When deciding to file bankruptcy, you might feel overwhelmed by your various options. While many people think Chapter 7 bankruptcy, which eliminates debts, is their best option, it's critical to also look into Chapter 13 bankruptcy as a potentially wise alternative. Chapter 13 bankruptcy involves "reorganizing" your debt and creating a manageable payment plan that typically lasts for five years. Here are a few times when it may make good financial sense to file Chapter 13 bankruptcy:
You Are Still Able to Make Some Payments
If you have disposable income, even a little bit, you most likely qualify for Chapter 13 instead of Chapter 7 bankruptcy. For bankruptcy purposes, disposable income is defined as any income left over from your income after your living expenses.
Under your Chapter 13 bankruptcy plan, pretty much all of your disposable income will go toward paying off your debts. The reassuring thing about this is that any debts that go beyond what you can afford to pay from your wages will be liquidated and you will no longer be responsible for them.

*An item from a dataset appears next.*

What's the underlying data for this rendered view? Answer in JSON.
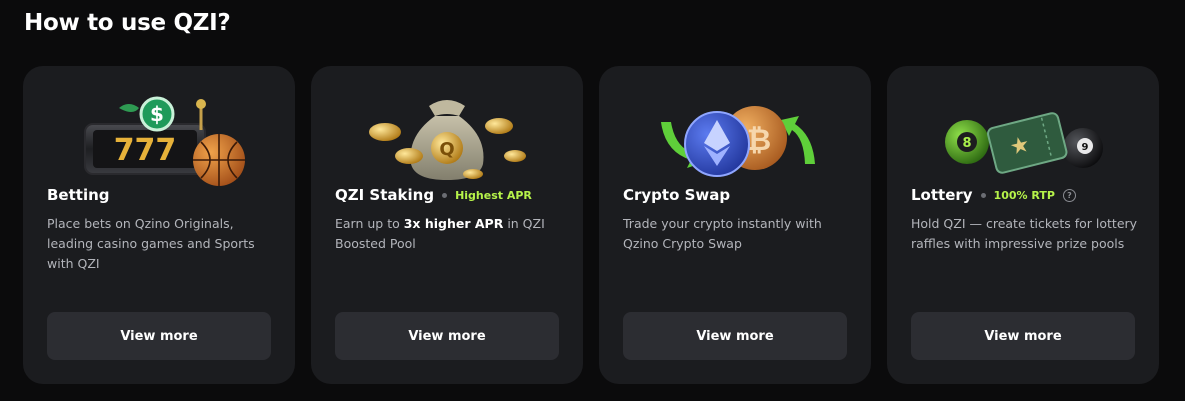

You Have Cars and Houses
Unlike Chapter 7 bankruptcy, your homes, cars and other property are protected under Chapter 13 bankruptcy. For many people, the loss of their home and other assets can be the most difficult aspect of filing bankruptcy. Getting to keep your property under Chapter 13 often provides great peace of mind.
In addition, your mortgage and car payment terms can often be renegotiated to be more manageable as part of your debt restructuring plan. In some cases, you can also make up missed mortgage payments, which can help prevent losing your home to foreclosure.
You Have a Second Mortgage You'd Like to Eliminate
One unique feature of Chapter 13 bankruptcy is that it sometimes allows second mortgages or home equity lines of credit to be completely discharged. This process is known as "lien stripping" and can be a huge financial relief if your original mortgage payment was manageable but you've become weighed down by your second mortgage payment.
This benefit typically applies to homeowners who now owe more on their home than it is actually worth, a challenging situation many homeowners face. Be sure to ask your bankruptcy attorney if this feature is available in your state and can be written into your Chapter 13 bankruptcy plan.
If you think Chapter 13 bankruptcy might be the best solution for you and your family, be sure to set up an appointment with a bankruptcy attorney such as Kreisler Law PC Chicago to discuss all of your options.Share